[Start of Attachment]

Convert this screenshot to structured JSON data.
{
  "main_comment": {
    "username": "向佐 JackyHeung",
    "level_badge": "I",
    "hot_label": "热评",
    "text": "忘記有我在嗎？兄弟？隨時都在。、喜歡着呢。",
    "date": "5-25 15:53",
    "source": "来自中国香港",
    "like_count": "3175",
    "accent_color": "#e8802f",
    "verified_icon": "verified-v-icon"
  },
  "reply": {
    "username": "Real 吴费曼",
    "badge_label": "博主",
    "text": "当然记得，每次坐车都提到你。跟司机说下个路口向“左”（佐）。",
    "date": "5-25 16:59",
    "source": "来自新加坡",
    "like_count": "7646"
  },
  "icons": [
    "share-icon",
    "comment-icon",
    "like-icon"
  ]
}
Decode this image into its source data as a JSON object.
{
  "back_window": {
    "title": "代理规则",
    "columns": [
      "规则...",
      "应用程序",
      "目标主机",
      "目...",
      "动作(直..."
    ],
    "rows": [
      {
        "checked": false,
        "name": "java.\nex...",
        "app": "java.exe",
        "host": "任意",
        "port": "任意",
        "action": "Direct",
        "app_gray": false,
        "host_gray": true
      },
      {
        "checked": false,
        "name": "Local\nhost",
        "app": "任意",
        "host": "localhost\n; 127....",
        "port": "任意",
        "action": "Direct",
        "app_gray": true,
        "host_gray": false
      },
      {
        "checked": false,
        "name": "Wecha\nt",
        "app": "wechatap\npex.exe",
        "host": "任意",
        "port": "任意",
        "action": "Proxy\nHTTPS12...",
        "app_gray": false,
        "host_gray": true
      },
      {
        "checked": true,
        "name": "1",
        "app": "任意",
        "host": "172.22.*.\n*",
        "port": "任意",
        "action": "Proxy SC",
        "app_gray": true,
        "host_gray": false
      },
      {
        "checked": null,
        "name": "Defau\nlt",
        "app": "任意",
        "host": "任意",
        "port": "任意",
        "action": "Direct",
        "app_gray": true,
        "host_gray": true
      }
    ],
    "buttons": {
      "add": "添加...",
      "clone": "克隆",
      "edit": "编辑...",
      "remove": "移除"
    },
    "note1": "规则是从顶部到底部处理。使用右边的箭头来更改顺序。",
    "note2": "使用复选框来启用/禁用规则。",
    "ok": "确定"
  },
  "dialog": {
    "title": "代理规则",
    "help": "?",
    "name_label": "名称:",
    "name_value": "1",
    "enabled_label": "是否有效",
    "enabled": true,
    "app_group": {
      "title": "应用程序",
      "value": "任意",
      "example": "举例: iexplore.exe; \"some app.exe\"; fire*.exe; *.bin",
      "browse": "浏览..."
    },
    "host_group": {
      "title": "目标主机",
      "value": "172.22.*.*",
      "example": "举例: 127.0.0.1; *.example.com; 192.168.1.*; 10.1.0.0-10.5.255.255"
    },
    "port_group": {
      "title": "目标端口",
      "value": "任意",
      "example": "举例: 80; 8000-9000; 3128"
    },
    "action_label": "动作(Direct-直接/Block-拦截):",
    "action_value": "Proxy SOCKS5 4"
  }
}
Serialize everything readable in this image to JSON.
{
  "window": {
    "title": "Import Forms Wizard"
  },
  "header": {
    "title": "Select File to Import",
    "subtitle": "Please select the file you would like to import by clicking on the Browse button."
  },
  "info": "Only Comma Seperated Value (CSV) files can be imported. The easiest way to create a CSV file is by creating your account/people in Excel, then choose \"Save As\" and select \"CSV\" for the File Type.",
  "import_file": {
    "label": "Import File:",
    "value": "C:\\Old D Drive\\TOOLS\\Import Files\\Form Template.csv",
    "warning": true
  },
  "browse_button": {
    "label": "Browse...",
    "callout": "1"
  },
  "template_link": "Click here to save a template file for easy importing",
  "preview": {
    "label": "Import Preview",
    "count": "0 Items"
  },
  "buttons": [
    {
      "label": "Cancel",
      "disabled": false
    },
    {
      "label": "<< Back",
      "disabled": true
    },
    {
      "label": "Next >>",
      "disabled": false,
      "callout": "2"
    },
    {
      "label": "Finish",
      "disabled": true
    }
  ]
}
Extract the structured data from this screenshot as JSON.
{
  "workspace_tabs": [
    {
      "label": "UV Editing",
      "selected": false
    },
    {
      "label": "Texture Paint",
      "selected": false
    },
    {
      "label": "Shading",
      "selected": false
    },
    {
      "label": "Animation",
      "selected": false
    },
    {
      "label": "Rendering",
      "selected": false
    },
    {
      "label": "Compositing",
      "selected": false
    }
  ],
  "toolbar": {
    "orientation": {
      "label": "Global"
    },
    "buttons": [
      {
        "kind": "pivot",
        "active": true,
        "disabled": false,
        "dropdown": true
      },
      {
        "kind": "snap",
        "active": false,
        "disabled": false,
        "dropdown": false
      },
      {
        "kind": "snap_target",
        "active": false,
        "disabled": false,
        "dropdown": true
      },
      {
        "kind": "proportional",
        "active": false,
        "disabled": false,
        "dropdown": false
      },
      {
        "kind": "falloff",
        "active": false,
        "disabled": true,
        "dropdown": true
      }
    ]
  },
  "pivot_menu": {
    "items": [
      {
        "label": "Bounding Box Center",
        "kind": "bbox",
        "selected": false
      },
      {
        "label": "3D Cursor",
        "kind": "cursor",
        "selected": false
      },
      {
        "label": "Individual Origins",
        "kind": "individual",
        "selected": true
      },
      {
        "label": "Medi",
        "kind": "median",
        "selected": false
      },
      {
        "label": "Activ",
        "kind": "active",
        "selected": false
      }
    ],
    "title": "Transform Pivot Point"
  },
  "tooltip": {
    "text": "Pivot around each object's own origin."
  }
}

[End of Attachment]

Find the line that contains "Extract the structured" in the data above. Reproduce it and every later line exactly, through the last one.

## SOLUTION TO THE EXERCISE
Extract the structured data from this screenshot as JSON.
{
  "workspace_tabs": [
    {
      "label": "UV Editing",
      "selected": false
    },
    {
      "label": "Texture Paint",
      "selected": false
    },
    {
      "label": "Shading",
      "selected": false
    },
    {
      "label": "Animation",
      "selected": false
    },
    {
      "label": "Rendering",
      "selected": false
    },
    {
      "label": "Compositing",
      "selected": false
    }
  ],
  "toolbar": {
    "orientation": {
      "label": "Global"
    },
    "buttons": [
      {
        "kind": "pivot",
        "active": true,
        "disabled": false,
        "dropdown": true
      },
      {
        "kind": "snap",
        "active": false,
        "disabled": false,
        "dropdown": false
      },
      {
        "kind": "snap_target",
        "active": false,
        "disabled": false,
        "dropdown": true
      },
      {
        "kind": "proportional",
        "active": false,
        "disabled": false,
        "dropdown": false
      },
      {
        "kind": "falloff",
        "active": false,
        "disabled": true,
        "dropdown": true
      }
    ]
  },
  "pivot_menu": {
    "items": [
      {
        "label": "Bounding Box Center",
        "kind": "bbox",
        "selected": false
      },
      {
        "label": "3D Cursor",
        "kind": "cursor",
        "selected": false
      },
      {
        "label": "Individual Origins",
        "kind": "individual",
        "selected": true
      },
      {
        "label": "Medi",
        "kind": "median",
        "selected": false
      },
      {
        "label": "Activ",
        "kind": "active",
        "selected": false
      }
    ],
    "title": "Transform Pivot Point"
  },
  "tooltip": {
    "text": "Pivot around each object's own origin."
  }
}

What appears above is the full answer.